Gender, Sexuality and International Migration (GWS 696M)
Focusing on contemporary migration across international borders, we explore how migration contributes to the production, contestation, and remaking of dominant gender and sexual norms as these articulate hierarchies of race, class, and geopolitics. We particularly examine how the selection, incorporation or “illegalization,” and governance of migrants provide occasions for contesting, renegotiating, or affirming dominant gender and sexual norms; how migrants contest multiple exclusions and refashion identities, communities, and politics through gender and sexuality; and how transnational social fields, grounded in histories of empire and global capitalism, shape and are reshaped by these processes. We link these changes to other kinds of flows across borders, including of capital, goods, information, images, and technology. Moreover, we historicize and critically interrogate the formation and function of nation-state borders in relation to the regulation of sexualities and genders at multiple scales. We also analyze the circulation, impact, and contestation of hegemonic discourses about gender and sexuality that affect migration possibilities and materially impact on migrants’ lives (including discourses on HIV/AIDS, same-sex relationships, sex work, desirable family forms, and human rights standards). We consider how these processes also implicate people who do not migrate but are nonetheless affected by the dynamics of transnational migration and its governance.

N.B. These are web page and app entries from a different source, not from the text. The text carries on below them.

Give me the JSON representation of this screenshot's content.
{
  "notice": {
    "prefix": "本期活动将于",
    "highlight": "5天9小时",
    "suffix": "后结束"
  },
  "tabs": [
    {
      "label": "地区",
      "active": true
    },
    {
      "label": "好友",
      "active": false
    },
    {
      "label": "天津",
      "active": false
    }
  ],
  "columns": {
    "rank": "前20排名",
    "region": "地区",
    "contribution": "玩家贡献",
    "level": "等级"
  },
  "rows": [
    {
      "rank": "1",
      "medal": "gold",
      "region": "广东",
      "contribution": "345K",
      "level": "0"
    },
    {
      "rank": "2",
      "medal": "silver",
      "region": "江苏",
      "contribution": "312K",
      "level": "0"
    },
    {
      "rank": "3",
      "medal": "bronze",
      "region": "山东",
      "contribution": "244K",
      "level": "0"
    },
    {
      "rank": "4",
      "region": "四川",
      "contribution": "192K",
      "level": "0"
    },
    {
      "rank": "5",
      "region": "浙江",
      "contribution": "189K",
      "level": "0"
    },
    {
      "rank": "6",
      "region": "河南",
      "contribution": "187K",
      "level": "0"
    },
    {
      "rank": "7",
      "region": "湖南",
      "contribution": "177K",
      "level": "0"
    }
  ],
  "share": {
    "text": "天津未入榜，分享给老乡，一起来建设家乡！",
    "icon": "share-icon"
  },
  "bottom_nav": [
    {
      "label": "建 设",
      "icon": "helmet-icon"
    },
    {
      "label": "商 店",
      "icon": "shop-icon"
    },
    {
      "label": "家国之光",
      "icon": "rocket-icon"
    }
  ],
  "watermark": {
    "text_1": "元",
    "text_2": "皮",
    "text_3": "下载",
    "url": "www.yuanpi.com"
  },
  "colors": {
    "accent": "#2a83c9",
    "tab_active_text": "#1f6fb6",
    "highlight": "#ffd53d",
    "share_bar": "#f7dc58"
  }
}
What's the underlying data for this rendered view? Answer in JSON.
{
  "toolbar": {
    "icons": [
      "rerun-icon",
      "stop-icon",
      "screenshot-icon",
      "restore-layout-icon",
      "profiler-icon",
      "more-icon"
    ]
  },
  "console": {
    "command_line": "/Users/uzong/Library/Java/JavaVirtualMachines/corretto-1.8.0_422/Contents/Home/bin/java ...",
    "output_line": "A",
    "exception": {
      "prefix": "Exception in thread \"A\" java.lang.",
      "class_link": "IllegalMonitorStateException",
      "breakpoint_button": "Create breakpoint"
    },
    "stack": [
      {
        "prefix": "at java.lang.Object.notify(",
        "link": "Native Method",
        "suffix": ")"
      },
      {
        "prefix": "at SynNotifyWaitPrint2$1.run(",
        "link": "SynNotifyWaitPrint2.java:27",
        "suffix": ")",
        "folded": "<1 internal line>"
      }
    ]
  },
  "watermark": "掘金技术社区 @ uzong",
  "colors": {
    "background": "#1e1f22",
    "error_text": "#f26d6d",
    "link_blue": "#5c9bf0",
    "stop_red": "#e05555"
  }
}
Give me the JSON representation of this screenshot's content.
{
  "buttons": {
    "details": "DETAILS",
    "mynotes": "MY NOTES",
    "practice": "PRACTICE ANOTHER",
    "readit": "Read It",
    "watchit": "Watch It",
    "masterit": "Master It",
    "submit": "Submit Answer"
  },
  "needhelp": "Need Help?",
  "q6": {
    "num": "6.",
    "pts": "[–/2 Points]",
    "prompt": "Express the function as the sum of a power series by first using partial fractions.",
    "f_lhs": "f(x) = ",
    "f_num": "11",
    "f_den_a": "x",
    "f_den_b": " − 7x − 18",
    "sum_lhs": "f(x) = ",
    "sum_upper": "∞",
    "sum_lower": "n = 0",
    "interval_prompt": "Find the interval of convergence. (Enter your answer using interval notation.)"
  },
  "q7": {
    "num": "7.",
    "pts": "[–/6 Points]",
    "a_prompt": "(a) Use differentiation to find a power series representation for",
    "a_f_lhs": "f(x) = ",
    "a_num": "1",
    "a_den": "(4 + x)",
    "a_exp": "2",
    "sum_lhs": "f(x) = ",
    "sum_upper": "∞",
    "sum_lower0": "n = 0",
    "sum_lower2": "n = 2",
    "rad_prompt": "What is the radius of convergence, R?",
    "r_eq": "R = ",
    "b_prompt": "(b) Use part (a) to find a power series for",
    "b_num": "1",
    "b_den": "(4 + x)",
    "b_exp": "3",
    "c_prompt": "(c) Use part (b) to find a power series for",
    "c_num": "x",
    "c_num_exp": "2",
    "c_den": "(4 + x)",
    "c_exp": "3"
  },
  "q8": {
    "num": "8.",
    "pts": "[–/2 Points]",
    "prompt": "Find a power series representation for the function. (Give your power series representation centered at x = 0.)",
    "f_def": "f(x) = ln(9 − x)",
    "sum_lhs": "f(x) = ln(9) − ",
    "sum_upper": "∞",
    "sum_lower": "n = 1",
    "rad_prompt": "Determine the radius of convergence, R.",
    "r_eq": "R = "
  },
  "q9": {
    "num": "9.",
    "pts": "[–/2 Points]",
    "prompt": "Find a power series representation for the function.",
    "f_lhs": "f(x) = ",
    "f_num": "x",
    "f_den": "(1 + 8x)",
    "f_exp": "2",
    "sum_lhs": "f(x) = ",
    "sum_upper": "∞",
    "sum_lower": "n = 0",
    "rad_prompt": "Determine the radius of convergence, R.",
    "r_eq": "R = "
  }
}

Gender, Sexuality, and International Migration (GWS 325)
This course explores how gender and sexual hierarchies shape and become reshaped by international migration. Focusing especially on migration from Mexico and the Philippines to the United States, we examine how the selection, incorporation, and governance of immigrants provide occasions for challenging, renegotiating, or affirming dominant gender and sexual norms; how immigrants contest multiple exclusions and refashion identities, communities, workplaces, and politics through gender and sexuality; and how transnational social fields, grounded in histories of empire and global capitalism, shape and are reshaped as a result. Throughout the course, gender and sexuality are theorized as intersecting with and reproducing inequalities of race, class, culture, and geopolitics.